[Element data from apps and pages]
┄┄┄┄┄┄┄┄┄┄
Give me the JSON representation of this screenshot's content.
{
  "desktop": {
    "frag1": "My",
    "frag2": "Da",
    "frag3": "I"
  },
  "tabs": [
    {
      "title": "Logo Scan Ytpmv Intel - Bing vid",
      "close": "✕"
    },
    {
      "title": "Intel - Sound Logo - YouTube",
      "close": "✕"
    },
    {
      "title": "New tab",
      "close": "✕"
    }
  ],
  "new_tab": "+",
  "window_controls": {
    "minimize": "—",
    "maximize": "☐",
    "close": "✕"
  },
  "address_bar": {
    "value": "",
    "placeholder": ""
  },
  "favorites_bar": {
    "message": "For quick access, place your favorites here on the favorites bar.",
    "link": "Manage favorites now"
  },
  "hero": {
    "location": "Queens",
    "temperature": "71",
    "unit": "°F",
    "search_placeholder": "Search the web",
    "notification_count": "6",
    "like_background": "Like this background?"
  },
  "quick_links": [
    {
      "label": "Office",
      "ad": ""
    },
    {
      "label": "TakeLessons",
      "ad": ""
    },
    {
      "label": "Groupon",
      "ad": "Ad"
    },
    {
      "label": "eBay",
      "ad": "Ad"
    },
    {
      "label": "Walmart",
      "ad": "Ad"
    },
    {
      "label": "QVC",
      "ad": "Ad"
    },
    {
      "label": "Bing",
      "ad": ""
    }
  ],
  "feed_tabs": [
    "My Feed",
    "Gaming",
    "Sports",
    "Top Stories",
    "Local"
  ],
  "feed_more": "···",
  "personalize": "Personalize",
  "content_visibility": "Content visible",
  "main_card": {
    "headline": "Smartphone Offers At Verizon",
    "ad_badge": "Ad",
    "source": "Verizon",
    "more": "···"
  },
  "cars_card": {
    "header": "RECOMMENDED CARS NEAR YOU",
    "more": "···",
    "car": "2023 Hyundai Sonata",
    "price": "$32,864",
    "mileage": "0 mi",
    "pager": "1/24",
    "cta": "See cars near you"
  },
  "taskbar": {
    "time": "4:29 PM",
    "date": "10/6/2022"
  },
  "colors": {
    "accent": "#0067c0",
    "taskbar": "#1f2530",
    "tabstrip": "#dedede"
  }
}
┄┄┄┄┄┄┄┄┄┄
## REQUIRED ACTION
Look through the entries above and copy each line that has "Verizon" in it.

## ANSWER TO THE PROBLEM
    "headline": "Smartphone Offers At Verizon",
    "source": "Verizon",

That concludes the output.